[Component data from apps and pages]
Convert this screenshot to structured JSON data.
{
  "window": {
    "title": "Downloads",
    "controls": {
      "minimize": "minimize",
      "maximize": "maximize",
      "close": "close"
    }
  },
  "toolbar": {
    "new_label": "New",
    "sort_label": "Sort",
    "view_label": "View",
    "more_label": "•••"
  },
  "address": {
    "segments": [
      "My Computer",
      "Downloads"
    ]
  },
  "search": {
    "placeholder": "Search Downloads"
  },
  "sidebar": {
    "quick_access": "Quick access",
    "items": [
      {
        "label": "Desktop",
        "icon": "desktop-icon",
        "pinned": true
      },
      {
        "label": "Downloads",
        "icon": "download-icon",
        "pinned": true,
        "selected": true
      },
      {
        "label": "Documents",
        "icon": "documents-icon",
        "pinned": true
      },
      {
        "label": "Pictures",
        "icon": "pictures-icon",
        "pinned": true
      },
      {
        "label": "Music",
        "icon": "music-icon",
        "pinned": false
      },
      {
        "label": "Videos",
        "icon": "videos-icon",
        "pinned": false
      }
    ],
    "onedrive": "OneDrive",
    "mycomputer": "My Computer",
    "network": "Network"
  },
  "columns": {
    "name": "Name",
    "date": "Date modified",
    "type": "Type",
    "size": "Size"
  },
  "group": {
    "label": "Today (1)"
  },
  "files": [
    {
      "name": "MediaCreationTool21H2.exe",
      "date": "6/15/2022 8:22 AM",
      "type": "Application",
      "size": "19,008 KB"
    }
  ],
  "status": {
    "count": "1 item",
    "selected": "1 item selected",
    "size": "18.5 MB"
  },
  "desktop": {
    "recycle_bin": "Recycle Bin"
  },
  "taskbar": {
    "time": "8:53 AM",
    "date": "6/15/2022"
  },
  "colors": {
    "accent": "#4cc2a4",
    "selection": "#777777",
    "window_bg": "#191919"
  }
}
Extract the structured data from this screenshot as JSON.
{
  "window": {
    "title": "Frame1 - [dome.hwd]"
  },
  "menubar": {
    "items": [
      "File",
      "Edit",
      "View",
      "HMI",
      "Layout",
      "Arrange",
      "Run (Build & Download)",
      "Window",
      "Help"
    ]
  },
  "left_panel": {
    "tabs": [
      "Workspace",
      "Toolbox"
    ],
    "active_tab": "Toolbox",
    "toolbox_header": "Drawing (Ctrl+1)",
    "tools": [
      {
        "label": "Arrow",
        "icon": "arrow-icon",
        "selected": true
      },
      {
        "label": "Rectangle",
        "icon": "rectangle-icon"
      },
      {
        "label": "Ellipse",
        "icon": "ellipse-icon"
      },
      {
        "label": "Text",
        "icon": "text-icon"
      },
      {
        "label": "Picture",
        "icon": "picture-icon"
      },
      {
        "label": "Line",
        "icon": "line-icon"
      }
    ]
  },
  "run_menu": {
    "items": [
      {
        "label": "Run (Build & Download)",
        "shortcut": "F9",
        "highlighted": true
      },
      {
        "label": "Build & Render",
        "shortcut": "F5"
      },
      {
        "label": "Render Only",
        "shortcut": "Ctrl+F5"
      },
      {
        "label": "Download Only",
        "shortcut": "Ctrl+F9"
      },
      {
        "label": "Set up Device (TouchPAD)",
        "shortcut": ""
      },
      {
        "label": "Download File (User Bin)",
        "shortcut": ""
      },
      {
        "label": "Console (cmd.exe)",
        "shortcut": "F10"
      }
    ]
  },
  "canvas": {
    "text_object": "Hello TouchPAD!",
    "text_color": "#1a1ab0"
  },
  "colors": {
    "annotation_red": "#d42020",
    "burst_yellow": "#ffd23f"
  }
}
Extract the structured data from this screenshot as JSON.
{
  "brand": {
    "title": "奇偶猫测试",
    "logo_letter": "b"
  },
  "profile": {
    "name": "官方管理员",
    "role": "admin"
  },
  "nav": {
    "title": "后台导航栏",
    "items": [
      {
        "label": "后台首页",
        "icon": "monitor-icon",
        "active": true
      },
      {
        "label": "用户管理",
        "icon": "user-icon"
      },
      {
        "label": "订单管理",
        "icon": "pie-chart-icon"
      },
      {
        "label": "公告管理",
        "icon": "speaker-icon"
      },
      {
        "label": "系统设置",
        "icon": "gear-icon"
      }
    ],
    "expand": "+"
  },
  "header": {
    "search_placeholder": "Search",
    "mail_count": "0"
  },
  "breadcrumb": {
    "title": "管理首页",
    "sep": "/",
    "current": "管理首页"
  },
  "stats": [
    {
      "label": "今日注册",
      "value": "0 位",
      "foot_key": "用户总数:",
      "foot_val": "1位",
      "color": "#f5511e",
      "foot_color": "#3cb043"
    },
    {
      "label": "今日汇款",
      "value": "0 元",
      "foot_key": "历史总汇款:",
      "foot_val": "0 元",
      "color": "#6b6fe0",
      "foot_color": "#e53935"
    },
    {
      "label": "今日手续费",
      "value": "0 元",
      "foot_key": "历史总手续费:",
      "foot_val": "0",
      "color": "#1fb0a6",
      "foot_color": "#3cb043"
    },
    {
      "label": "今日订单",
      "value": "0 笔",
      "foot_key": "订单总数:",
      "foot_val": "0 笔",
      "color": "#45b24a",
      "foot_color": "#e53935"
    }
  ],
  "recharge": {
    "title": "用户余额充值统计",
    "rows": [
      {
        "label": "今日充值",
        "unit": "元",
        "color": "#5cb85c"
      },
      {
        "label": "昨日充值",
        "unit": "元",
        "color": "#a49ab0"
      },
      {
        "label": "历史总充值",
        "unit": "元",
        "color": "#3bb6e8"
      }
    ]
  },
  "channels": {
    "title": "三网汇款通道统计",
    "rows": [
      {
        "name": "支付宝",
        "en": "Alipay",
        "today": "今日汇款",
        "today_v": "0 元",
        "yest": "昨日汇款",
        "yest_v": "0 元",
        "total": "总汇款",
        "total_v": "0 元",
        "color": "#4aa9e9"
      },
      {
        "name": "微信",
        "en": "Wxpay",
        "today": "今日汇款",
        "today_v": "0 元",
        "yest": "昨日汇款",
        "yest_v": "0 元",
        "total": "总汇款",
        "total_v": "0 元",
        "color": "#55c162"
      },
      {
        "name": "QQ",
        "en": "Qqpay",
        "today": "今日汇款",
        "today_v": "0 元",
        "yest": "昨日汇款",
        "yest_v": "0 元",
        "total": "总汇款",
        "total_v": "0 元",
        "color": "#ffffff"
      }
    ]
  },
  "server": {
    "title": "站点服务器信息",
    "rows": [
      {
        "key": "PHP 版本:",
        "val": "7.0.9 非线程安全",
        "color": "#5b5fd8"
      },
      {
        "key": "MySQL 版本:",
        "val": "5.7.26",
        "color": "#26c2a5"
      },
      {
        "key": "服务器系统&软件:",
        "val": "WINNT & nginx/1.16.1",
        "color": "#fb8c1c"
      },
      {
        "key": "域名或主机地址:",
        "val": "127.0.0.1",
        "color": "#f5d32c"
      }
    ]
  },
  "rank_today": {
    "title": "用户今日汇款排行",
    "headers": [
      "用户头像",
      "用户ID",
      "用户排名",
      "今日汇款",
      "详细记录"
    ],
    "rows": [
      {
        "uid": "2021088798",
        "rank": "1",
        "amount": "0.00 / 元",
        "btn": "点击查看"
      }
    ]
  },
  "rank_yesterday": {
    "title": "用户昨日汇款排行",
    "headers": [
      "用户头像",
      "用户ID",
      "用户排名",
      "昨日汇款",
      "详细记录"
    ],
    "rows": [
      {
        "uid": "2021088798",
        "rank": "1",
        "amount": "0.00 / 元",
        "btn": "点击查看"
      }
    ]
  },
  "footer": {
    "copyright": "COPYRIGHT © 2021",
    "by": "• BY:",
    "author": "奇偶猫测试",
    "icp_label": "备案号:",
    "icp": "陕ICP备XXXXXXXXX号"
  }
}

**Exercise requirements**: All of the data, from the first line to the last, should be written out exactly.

**Answer to this problem**:
Convert this screenshot to structured JSON data.
{
  "window": {
    "title": "Downloads",
    "controls": {
      "minimize": "minimize",
      "maximize": "maximize",
      "close": "close"
    }
  },
  "toolbar": {
    "new_label": "New",
    "sort_label": "Sort",
    "view_label": "View",
    "more_label": "•••"
  },
  "address": {
    "segments": [
      "My Computer",
      "Downloads"
    ]
  },
  "search": {
    "placeholder": "Search Downloads"
  },
  "sidebar": {
    "quick_access": "Quick access",
    "items": [
      {
        "label": "Desktop",
        "icon": "desktop-icon",
        "pinned": true
      },
      {
        "label": "Downloads",
        "icon": "download-icon",
        "pinned": true,
        "selected": true
      },
      {
        "label": "Documents",
        "icon": "documents-icon",
        "pinned": true
      },
      {
        "label": "Pictures",
        "icon": "pictures-icon",
        "pinned": true
      },
      {
        "label": "Music",
        "icon": "music-icon",
        "pinned": false
      },
      {
        "label": "Videos",
        "icon": "videos-icon",
        "pinned": false
      }
    ],
    "onedrive": "OneDrive",
    "mycomputer": "My Computer",
    "network": "Network"
  },
  "columns": {
    "name": "Name",
    "date": "Date modified",
    "type": "Type",
    "size": "Size"
  },
  "group": {
    "label": "Today (1)"
  },
  "files": [
    {
      "name": "MediaCreationTool21H2.exe",
      "date": "6/15/2022 8:22 AM",
      "type": "Application",
      "size": "19,008 KB"
    }
  ],
  "status": {
    "count": "1 item",
    "selected": "1 item selected",
    "size": "18.5 MB"
  },
  "desktop": {
    "recycle_bin": "Recycle Bin"
  },
  "taskbar": {
    "time": "8:53 AM",
    "date": "6/15/2022"
  },
  "colors": {
    "accent": "#4cc2a4",
    "selection": "#777777",
    "window_bg": "#191919"
  }
}
Extract the structured data from this screenshot as JSON.
{
  "window": {
    "title": "Frame1 - [dome.hwd]"
  },
  "menubar": {
    "items": [
      "File",
      "Edit",
      "View",
      "HMI",
      "Layout",
      "Arrange",
      "Run (Build & Download)",
      "Window",
      "Help"
    ]
  },
  "left_panel": {
    "tabs": [
      "Workspace",
      "Toolbox"
    ],
    "active_tab": "Toolbox",
    "toolbox_header": "Drawing (Ctrl+1)",
    "tools": [
      {
        "label": "Arrow",
        "icon": "arrow-icon",
        "selected": true
      },
      {
        "label": "Rectangle",
        "icon": "rectangle-icon"
      },
      {
        "label": "Ellipse",
        "icon": "ellipse-icon"
      },
      {
        "label": "Text",
        "icon": "text-icon"
      },
      {
        "label": "Picture",
        "icon": "picture-icon"
      },
      {
        "label": "Line",
        "icon": "line-icon"
      }
    ]
  },
  "run_menu": {
    "items": [
      {
        "label": "Run (Build & Download)",
        "shortcut": "F9",
        "highlighted": true
      },
      {
        "label": "Build & Render",
        "shortcut": "F5"
      },
      {
        "label": "Render Only",
        "shortcut": "Ctrl+F5"
      },
      {
        "label": "Download Only",
        "shortcut": "Ctrl+F9"
      },
      {
        "label": "Set up Device (TouchPAD)",
        "shortcut": ""
      },
      {
        "label": "Download File (User Bin)",
        "shortcut": ""
      },
      {
        "label": "Console (cmd.exe)",
        "shortcut": "F10"
      }
    ]
  },
  "canvas": {
    "text_object": "Hello TouchPAD!",
    "text_color": "#1a1ab0"
  },
  "colors": {
    "annotation_red": "#d42020",
    "burst_yellow": "#ffd23f"
  }
}
Extract the structured data from this screenshot as JSON.
{
  "brand": {
    "title": "奇偶猫测试",
    "logo_letter": "b"
  },
  "profile": {
    "name": "官方管理员",
    "role": "admin"
  },
  "nav": {
    "title": "后台导航栏",
    "items": [
      {
        "label": "后台首页",
        "icon": "monitor-icon",
        "active": true
      },
      {
        "label": "用户管理",
        "icon": "user-icon"
      },
      {
        "label": "订单管理",
        "icon": "pie-chart-icon"
      },
      {
        "label": "公告管理",
        "icon": "speaker-icon"
      },
      {
        "label": "系统设置",
        "icon": "gear-icon"
      }
    ],
    "expand": "+"
  },
  "header": {
    "search_placeholder": "Search",
    "mail_count": "0"
  },
  "breadcrumb": {
    "title": "管理首页",
    "sep": "/",
    "current": "管理首页"
  },
  "stats": [
    {
      "label": "今日注册",
      "value": "0 位",
      "foot_key": "用户总数:",
      "foot_val": "1位",
      "color": "#f5511e",
      "foot_color": "#3cb043"
    },
    {
      "label": "今日汇款",
      "value": "0 元",
      "foot_key": "历史总汇款:",
      "foot_val": "0 元",
      "color": "#6b6fe0",
      "foot_color": "#e53935"
    },
    {
      "label": "今日手续费",
      "value": "0 元",
      "foot_key": "历史总手续费:",
      "foot_val": "0",
      "color": "#1fb0a6",
      "foot_color": "#3cb043"
    },
    {
      "label": "今日订单",
      "value": "0 笔",
      "foot_key": "订单总数:",
      "foot_val": "0 笔",
      "color": "#45b24a",
      "foot_color": "#e53935"
    }
  ],
  "recharge": {
    "title": "用户余额充值统计",
    "rows": [
      {
        "label": "今日充值",
        "unit": "元",
        "color": "#5cb85c"
      },
      {
        "label": "昨日充值",
        "unit": "元",
        "color": "#a49ab0"
      },
      {
        "label": "历史总充值",
        "unit": "元",
        "color": "#3bb6e8"
      }
    ]
  },
  "channels": {
    "title": "三网汇款通道统计",
    "rows": [
      {
        "name": "支付宝",
        "en": "Alipay",
        "today": "今日汇款",
        "today_v": "0 元",
        "yest": "昨日汇款",
        "yest_v": "0 元",
        "total": "总汇款",
        "total_v": "0 元",
        "color": "#4aa9e9"
      },
      {
        "name": "微信",
        "en": "Wxpay",
        "today": "今日汇款",
        "today_v": "0 元",
        "yest": "昨日汇款",
        "yest_v": "0 元",
        "total": "总汇款",
        "total_v": "0 元",
        "color": "#55c162"
      },
      {
        "name": "QQ",
        "en": "Qqpay",
        "today": "今日汇款",
        "today_v": "0 元",
        "yest": "昨日汇款",
        "yest_v": "0 元",
        "total": "总汇款",
        "total_v": "0 元",
        "color": "#ffffff"
      }
    ]
  },
  "server": {
    "title": "站点服务器信息",
    "rows": [
      {
        "key": "PHP 版本:",
        "val": "7.0.9 非线程安全",
        "color": "#5b5fd8"
      },
      {
        "key": "MySQL 版本:",
        "val": "5.7.26",
        "color": "#26c2a5"
      },
      {
        "key": "服务器系统&软件:",
        "val": "WINNT & nginx/1.16.1",
        "color": "#fb8c1c"
      },
      {
        "key": "域名或主机地址:",
        "val": "127.0.0.1",
        "color": "#f5d32c"
      }
    ]
  },
  "rank_today": {
    "title": "用户今日汇款排行",
    "headers": [
      "用户头像",
      "用户ID",
      "用户排名",
      "今日汇款",
      "详细记录"
    ],
    "rows": [
      {
        "uid": "2021088798",
        "rank": "1",
        "amount": "0.00 / 元",
        "btn": "点击查看"
      }
    ]
  },
  "rank_yesterday": {
    "title": "用户昨日汇款排行",
    "headers": [
      "用户头像",
      "用户ID",
      "用户排名",
      "昨日汇款",
      "详细记录"
    ],
    "rows": [
      {
        "uid": "2021088798",
        "rank": "1",
        "amount": "0.00 / 元",
        "btn": "点击查看"
      }
    ]
  },
  "footer": {
    "copyright": "COPYRIGHT © 2021",
    "by": "• BY:",
    "author": "奇偶猫测试",
    "icp_label": "备案号:",
    "icp": "陕ICP备XXXXXXXXX号"
  }
}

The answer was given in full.